Task item: Each line in the entries that has the word "Fill" has to be copied.
--- START ---
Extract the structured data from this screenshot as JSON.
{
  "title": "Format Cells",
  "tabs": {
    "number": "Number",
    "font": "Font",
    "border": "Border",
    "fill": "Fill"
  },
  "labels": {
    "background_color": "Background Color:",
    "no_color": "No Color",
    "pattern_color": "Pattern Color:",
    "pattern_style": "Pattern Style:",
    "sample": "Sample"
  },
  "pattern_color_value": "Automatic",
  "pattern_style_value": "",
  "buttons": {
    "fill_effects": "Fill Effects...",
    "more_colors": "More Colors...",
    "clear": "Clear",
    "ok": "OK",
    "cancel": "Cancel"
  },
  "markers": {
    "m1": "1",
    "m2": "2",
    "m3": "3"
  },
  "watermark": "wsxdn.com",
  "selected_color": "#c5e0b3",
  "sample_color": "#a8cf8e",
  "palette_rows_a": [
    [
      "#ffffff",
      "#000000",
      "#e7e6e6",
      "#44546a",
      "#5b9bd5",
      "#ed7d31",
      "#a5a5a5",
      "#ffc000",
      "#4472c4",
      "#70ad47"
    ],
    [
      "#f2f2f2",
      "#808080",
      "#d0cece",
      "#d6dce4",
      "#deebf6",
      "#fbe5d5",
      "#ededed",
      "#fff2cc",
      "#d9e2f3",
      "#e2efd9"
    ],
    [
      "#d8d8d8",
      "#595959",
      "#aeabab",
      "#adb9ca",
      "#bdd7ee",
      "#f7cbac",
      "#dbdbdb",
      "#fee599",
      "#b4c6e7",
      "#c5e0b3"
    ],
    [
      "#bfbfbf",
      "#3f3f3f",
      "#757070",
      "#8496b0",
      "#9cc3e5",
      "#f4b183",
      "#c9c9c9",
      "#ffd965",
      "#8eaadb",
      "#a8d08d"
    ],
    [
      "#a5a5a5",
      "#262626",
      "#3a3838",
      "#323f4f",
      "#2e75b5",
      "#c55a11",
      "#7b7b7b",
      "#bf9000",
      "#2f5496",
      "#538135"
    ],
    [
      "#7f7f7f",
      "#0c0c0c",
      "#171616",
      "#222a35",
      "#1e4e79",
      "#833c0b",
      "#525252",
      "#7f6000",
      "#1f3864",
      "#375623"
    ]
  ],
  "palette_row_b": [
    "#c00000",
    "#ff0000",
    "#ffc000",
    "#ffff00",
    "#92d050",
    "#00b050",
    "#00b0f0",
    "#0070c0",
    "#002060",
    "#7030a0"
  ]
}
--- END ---
Solution for this exercise:
    "fill": "Fill"
    "fill_effects": "Fill Effects...",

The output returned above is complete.